In his book Pale Blue Dot: A Vision of the Human Future in Space, Carl Sagan related his thoughts on the photograph, and this is one of my favourite quotes by anyone, ever:
“From this distant vantage point, the Earth might not seem of any particular interest. But for us, it’s different.
Consider again that dot. That’s here. That’s home. That’s us. On it everyone you love, everyone you know, everyone you ever heard of, every human being who ever was, lived out their lives.
The aggregate of our joy and suffering, thousands of confident religions, ideologies, and economic doctrines, every hunter and forager, every hero and coward, every creator and destroyer of civilization, every king and peasant, every young couple in love, every mother and father, hopeful child, inventor and explorer, every teacher of morals, every corrupt politician, every “superstar,” every “supreme leader,” every saint and sinner in the history of our species lived there – on a mote of dust suspended in a sunbeam.
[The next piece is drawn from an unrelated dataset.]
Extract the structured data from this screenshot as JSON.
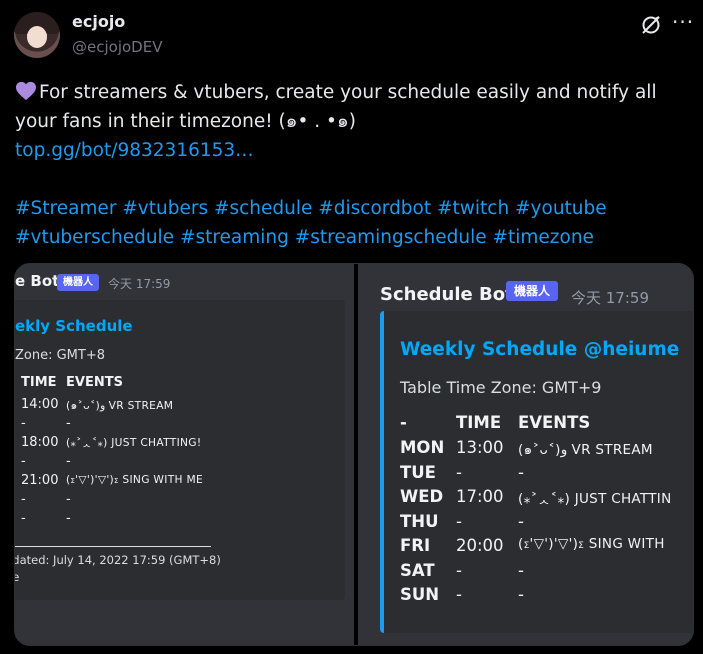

The Earth is a very small stage in a vast cosmic arena. Think of the rivers of blood spilled by all those generals and emperors so that in glory and triumph they could become the momentary masters of a fraction of a dot.
Think of the endless cruelties visited by the inhabitants of one corner of this pixel on the scarcely distinguishable inhabitants of some other corner. How frequent their misunderstandings, how eager they are to kill one another, how fervent their hatreds. Our posturings, our imagined self-importance, the delusion that we have some privileged position in the universe, are challenged by this point of pale light. Our planet is a lonely speck in the great enveloping cosmic dark. In our obscurity – in all this vastness – there is no hint that help will come from elsewhere to save us from ourselves.
The Earth is the only world known, so far, to harbor life. There is nowhere else, at least in the near future, to which our species could migrate. Visit, yes. Settle, not yet. Like it or not, for the moment, the Earth is where we make our stand. It has been said that astronomy is a humbling and character-building experience.
There is perhaps no better demonstration of the folly of human conceits than this distant image of our tiny world. To me, it underscores our responsibility to deal more kindly with one another and to preserve and cherish the pale blue dot, the only home we’ve ever known.”
Nothing lasts forever, and even stars die.
Carl Sagan (1934–1996), R.I.P.